Is your Resume or Curriculum Vitae (CV) getting you noticed? You are probably applying for jobs online and either not receiving any interviews or very few. The problem will be your CV, it is not standing out against others. So, let’s do something about it, here are 10 steps to writing a winning CV;
Before you even start writing your CV, brainstorm and write down what you have achieved so far. Employers look for simple things, so you winning your local swimming competition may not be important to you however it shows the employer you have a winning mentality and that you probably had to train hard. You could elaborate and state you woke up at 5am every day for training, this shows commitment, and these are traits employers look for.
2. Personal Details
Ok, so you have brainstormed and now ready to start putting things down on your CV. Start with personal details, so include your name (just first name and surname, they can find out about your wonderful middle names at a later stage!), location (no need to include full address just town and postcode), telephone number (be specific about times you are available to talk) and email address (keep it clean, no employer wants to read an inappropriate email address). Include a link to your Linkedin page (make sure it is up to date with suitable photo) as employers will want to do some background checks. You do not need to have the words Curriculum Vitae posted across the top of your CV, believe it or not they know what they are reading!
3. Personal Profile
Include a brief personal profile in a short paragraph to detail who you are, what you can offer and your career goals. Use this area to show the employer why they will want to hire you. You will want to tailor this area if you are applying for different types of roles.
4. Employment History
Outline each job role you have had with the most recent employer the first they read. Include employer name, your job title, dates of employment and either a summary or bullet points of your duties and responsibilities.
5. Education and Qualifications
Like your employment history you should write your most recent education or qualification first. Include education or qualification, achievement and dates completed.
If you have only recently left school or graduated and you do not have a work history, you may want to include some of the core modules and emphasise for the role you are applying for.
6. Achievements / Key Skills
Depending on the role you are applying for you will want to include your achievements or skills gained that are relevant for the role. If you are applying for an IT job then list all the IT skills you have experience with or if it is a sales job you are applying for talk about facts and figures of what you have generated for previous employers.
7. Hobbies and Interests
Include hobbies and interests especially if there is relevance to the role you are applying for. For example, if you are applying for a role that involves maths explain that you enjoy entering maths competitions as it is a passion of yours. Employers do not want to read cliché things like ‘I enjoy socialising with friends’ as this is very generic however being a little more specific and explaining that you and your friends are part of a running club and you are aiming to run the marathon to raise money for a charity shows you can socialise and for a great reason. Tell the employer about the real YOU!
In the past it was necessary to include name and addresses of references. However, these days you just need to state; ‘references available on request’. You should only provide references at a later stage once an employer has shown interest in you. It is worth having a list of references prepared to include employer name, address, manager name, email address and telephone number.

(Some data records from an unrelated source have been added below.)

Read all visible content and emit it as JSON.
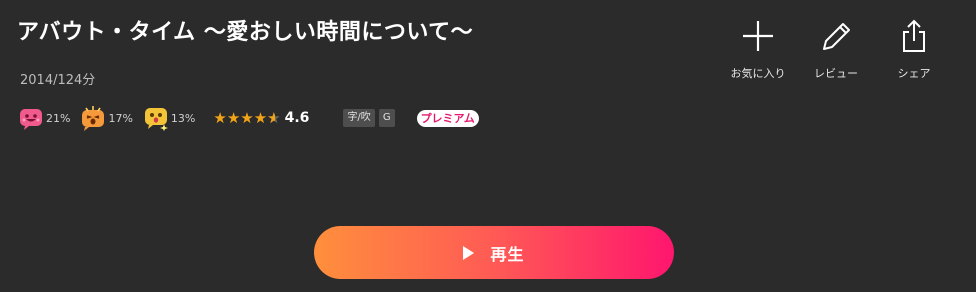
{
  "title": "アバウト・タイム 〜愛おしい時間について〜",
  "meta": "2014/124分",
  "reactions": [
    {
      "icon": "pink-smile-emoji-icon",
      "percent": "21%",
      "color": "#f05a8c"
    },
    {
      "icon": "orange-surprise-emoji-icon",
      "percent": "17%",
      "color": "#f49a3a"
    },
    {
      "icon": "yellow-shocked-emoji-icon",
      "percent": "13%",
      "color": "#f3c437"
    }
  ],
  "rating": {
    "value": 4.6,
    "label": "4.6",
    "stars_full": 4,
    "stars_half": 1
  },
  "tags": {
    "subtitle_dub": "字/吹",
    "age_rating": "G",
    "premium": "プレミアム"
  },
  "actions": {
    "favorite": "お気に入り",
    "review": "レビュー",
    "share": "シェア"
  },
  "play": {
    "label": "再生"
  },
  "colors": {
    "background": "#2b2b2b",
    "star": "#f2a418",
    "play_gradient_start": "#ff8f3c",
    "play_gradient_end": "#ff166e",
    "premium_text": "#e5186e"
  }
}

General rule is that CV’s should be no longer than 2 pages. If you have just finished education then your CV should be a one pager. If you have plenty of experience then limit your duties and responsibilities in roles that are over 10 years ago. Unless you are looking to work in the creative field avoid using multiple colours and try and keep to simple fonts like Calibri or Arial and no more than size 12. An employer or recruiter will have differing preferences so have your CV available in word and PDF formats.
Do you promise to tell the truth, the whole truth and nothing but the truth?
The answer should be YES! Make sure everything in your CV is the truth and can be backed up by a reference or background check. The last thing you want is to secure a job and have it revoked because you lied about when you started a job or gave the wrong school grade.
Recruiters spend 7 seconds and employers use Applicant Tracking Systems (ATS) to review your CV so ensure there are keywords related to the job role. If you are applying for a Pharmacist role then you make sure the word Pharmacist or Pharmacy is written in your CV otherwise the ATS will not score your CV highly. Do not use abbreviations especially ones that are relevant to a previous employer, someone reading your CV will not know what they mean.
Once you have written your CV give it a spell check and a final proof read. Ask a family member or friend to read over and see if they recommend any tweaks.
Stick to these 10 principles and I am confident your CV will start getting the attention it needs. If not drop us a message and I am here to help – firstname.lastname@example.org